Dataset entries section start
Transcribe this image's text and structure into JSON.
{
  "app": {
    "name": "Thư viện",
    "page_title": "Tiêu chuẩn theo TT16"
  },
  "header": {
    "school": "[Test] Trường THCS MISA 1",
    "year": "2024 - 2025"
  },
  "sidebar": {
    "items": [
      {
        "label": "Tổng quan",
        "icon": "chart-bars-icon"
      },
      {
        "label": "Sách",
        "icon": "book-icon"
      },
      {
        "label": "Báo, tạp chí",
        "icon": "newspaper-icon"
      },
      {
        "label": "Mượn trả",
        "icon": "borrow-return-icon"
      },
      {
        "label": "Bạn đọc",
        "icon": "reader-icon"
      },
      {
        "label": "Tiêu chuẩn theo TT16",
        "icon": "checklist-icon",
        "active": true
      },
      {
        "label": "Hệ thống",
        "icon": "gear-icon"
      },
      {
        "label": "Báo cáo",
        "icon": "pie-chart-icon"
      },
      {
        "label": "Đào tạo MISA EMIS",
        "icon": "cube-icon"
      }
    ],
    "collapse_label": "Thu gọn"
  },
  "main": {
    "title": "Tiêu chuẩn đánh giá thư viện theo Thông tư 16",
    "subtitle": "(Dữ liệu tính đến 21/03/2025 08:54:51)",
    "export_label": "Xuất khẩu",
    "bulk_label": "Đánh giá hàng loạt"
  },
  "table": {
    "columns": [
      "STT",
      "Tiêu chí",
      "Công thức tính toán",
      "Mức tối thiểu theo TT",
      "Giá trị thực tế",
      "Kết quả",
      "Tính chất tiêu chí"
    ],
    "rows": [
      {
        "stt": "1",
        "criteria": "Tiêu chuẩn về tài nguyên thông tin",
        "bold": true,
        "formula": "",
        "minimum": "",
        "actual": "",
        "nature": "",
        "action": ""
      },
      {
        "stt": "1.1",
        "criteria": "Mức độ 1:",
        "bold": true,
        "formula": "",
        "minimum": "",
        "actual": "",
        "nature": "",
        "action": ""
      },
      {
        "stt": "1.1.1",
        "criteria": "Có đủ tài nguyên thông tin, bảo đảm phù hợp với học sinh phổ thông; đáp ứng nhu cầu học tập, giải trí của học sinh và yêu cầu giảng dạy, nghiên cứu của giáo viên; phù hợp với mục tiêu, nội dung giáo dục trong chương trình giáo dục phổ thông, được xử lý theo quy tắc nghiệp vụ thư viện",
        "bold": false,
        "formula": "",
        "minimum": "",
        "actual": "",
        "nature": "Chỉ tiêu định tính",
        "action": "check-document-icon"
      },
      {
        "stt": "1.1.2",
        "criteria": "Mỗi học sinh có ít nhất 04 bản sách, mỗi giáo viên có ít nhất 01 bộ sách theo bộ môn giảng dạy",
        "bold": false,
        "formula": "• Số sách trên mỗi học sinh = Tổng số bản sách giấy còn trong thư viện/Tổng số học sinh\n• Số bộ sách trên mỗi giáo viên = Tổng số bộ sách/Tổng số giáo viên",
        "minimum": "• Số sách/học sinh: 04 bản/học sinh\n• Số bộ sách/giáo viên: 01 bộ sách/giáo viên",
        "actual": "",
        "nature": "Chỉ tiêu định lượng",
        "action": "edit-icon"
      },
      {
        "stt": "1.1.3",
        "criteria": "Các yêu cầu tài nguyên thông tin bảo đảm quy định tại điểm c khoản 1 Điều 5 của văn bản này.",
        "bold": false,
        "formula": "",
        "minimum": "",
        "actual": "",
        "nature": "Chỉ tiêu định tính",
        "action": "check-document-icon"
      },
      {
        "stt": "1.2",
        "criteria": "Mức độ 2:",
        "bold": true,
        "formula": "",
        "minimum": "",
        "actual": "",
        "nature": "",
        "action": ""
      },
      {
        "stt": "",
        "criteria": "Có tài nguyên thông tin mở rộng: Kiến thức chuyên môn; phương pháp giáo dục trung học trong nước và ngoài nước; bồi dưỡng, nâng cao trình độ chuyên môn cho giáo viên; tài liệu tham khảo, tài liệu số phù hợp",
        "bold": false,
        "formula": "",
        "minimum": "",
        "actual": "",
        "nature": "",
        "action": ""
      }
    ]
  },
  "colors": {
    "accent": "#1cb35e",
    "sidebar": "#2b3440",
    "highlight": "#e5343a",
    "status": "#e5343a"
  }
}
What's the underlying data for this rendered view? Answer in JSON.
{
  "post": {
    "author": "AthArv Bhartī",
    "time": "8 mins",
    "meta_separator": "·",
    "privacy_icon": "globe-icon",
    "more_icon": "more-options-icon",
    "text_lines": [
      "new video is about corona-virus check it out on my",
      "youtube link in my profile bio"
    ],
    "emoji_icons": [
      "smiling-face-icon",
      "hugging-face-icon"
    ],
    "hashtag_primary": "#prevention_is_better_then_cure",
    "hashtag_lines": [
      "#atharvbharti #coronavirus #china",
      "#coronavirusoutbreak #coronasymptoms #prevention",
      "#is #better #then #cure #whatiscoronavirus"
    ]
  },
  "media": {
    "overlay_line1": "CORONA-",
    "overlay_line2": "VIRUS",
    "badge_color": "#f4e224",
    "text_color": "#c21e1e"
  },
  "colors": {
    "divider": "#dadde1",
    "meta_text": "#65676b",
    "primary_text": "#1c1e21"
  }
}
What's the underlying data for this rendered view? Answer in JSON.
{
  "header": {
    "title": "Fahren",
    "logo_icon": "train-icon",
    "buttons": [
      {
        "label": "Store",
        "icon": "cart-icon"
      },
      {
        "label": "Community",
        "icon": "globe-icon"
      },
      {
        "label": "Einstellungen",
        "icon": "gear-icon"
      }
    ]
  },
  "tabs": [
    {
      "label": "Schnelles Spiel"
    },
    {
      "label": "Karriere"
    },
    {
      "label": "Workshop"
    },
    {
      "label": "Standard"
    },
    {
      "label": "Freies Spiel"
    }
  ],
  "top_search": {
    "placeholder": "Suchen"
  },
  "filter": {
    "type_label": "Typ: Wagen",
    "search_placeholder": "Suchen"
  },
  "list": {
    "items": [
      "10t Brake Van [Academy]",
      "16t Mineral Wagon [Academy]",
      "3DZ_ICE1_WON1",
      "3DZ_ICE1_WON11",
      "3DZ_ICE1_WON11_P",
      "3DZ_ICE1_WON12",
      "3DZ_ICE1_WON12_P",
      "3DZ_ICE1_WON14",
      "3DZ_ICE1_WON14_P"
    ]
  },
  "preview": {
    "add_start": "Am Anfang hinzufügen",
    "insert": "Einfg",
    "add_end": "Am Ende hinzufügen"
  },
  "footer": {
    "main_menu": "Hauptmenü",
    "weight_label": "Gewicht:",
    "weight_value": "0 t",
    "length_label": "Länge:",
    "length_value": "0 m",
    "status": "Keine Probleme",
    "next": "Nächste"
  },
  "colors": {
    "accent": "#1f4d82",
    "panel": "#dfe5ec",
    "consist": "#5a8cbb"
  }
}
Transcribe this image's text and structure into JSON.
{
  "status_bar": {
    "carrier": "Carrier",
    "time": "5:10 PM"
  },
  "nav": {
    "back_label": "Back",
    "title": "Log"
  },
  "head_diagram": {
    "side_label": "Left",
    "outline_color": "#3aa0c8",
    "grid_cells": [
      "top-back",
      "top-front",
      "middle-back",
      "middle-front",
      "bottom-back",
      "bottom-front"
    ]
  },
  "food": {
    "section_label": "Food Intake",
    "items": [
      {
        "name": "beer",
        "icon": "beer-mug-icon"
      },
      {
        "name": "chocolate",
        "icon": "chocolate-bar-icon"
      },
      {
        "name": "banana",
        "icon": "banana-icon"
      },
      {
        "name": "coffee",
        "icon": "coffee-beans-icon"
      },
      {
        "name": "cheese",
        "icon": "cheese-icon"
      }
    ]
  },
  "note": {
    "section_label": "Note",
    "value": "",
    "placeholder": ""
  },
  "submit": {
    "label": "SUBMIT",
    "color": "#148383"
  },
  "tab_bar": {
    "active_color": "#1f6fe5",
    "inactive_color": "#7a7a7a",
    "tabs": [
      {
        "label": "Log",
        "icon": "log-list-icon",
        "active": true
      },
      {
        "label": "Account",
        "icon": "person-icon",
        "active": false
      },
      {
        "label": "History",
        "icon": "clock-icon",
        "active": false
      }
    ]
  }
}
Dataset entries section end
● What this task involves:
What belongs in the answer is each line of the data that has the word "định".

● Answer below:
        "nature": "Chỉ tiêu định tính",
        "nature": "Chỉ tiêu định lượng",
        "criteria": "Các yêu cầu tài nguyên thông tin bảo đảm quy định tại điểm c khoản 1 Điều 5 của văn bản này.",
        "nature": "Chỉ tiêu định tính",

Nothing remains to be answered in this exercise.